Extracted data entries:
- - -

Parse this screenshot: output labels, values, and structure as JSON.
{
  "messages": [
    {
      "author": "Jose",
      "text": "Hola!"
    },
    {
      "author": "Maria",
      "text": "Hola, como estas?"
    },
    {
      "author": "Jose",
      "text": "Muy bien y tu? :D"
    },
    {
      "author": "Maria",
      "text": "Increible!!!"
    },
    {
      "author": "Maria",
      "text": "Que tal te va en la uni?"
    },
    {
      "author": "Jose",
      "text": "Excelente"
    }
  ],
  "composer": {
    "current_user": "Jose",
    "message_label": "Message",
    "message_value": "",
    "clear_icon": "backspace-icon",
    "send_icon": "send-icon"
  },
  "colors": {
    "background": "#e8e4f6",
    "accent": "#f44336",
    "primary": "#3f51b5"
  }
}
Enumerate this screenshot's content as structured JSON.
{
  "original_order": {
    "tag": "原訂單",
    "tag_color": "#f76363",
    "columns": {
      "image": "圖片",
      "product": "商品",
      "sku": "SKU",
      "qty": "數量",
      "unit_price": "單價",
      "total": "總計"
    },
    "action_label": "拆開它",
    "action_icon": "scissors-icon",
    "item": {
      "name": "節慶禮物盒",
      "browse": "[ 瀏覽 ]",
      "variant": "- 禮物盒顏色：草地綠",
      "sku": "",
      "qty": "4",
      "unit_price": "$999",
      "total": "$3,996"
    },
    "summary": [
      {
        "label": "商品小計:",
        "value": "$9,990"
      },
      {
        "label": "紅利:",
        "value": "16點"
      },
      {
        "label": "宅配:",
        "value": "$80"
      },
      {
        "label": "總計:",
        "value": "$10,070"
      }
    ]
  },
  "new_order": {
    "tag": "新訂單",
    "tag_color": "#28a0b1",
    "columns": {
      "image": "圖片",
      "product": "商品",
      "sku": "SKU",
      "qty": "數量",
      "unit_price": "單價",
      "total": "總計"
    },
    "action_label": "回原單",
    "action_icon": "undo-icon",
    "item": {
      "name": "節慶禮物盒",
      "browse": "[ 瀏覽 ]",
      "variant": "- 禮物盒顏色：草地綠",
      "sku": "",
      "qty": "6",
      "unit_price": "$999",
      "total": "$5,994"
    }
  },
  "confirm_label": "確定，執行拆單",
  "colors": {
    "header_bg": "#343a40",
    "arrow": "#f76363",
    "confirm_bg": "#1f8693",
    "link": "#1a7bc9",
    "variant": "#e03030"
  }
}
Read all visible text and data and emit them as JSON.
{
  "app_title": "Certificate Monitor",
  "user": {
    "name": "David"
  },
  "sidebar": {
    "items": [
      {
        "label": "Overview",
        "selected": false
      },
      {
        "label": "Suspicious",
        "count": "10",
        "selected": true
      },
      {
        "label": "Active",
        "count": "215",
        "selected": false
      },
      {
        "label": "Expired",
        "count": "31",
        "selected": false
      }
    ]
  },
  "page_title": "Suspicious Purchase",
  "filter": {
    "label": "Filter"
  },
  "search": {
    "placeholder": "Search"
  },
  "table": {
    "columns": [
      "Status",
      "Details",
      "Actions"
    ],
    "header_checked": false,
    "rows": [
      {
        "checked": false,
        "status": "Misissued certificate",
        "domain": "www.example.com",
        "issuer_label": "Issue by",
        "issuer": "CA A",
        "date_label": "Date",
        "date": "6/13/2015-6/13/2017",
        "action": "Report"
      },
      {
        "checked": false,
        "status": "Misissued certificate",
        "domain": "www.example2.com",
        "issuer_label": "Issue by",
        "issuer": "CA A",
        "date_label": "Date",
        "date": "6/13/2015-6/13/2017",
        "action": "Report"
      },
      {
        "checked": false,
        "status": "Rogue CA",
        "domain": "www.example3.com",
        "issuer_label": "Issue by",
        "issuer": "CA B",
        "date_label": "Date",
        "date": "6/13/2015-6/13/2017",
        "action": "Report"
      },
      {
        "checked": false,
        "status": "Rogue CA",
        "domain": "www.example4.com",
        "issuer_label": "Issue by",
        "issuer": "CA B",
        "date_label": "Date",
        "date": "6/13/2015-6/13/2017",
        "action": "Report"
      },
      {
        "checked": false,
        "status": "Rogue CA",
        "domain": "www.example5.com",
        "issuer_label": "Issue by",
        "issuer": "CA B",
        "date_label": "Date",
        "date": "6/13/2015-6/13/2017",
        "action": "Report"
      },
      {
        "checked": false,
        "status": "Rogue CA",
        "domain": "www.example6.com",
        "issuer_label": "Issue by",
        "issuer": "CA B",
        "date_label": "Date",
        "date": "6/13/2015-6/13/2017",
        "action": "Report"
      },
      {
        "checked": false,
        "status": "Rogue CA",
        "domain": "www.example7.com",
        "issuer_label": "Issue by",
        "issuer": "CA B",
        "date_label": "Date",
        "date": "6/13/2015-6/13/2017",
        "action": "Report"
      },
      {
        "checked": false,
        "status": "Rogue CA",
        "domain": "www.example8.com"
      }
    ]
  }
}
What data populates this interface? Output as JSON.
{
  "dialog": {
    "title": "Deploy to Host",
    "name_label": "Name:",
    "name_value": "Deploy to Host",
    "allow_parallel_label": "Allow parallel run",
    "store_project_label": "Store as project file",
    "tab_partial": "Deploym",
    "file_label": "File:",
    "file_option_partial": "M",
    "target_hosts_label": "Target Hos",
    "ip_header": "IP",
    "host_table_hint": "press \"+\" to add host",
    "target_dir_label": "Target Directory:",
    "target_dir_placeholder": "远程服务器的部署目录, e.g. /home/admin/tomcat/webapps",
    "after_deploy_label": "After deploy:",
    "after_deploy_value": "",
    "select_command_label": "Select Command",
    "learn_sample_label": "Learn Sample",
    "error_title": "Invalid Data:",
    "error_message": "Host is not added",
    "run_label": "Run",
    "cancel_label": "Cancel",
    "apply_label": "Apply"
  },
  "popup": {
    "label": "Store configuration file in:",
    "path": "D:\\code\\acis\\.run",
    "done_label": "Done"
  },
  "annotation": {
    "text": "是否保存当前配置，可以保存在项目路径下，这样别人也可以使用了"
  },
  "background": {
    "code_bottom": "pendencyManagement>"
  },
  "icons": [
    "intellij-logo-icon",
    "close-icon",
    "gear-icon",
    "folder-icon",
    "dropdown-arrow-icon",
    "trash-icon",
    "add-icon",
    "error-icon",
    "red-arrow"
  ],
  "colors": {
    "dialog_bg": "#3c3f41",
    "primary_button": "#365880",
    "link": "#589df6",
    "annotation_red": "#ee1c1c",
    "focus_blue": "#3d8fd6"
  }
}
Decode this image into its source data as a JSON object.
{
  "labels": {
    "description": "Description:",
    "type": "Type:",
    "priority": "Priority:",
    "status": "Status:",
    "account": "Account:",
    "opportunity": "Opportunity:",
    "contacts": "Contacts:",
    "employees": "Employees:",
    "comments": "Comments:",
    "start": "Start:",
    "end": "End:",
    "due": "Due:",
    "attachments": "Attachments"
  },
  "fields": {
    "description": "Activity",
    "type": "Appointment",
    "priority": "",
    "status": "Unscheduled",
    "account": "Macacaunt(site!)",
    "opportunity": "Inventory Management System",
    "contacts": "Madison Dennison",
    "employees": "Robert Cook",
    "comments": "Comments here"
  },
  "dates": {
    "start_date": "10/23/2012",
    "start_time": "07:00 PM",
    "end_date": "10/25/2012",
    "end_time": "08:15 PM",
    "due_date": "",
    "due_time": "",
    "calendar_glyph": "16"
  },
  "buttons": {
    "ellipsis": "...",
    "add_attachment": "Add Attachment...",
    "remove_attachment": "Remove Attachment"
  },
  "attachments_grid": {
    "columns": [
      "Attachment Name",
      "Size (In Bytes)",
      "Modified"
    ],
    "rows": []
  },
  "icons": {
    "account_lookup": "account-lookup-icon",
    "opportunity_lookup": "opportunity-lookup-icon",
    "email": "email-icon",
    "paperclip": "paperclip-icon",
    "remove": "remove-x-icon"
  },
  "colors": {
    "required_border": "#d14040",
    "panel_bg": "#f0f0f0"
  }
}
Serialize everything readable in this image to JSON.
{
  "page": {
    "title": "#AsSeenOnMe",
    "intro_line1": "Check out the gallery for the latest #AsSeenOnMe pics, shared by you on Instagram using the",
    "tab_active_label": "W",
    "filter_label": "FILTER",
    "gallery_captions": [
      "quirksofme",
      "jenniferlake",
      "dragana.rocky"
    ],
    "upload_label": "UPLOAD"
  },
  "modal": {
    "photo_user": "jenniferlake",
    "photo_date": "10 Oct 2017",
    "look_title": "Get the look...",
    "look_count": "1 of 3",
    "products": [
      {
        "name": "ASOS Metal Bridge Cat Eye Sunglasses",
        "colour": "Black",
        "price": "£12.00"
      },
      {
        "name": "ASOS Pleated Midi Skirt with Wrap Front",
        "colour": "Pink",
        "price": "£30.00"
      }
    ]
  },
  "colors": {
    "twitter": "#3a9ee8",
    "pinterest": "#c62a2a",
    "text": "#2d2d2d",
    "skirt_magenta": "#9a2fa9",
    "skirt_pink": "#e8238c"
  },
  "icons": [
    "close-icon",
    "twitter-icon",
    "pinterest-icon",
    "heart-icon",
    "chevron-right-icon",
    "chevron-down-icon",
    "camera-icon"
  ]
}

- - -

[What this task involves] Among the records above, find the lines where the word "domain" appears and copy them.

[Exercise output]
        "domain": "www.example.com",
        "domain": "www.example2.com",
        "domain": "www.example3.com",
        "domain": "www.example4.com",
        "domain": "www.example5.com",
        "domain": "www.example6.com",
        "domain": "www.example7.com",
        "domain": "www.example8.com"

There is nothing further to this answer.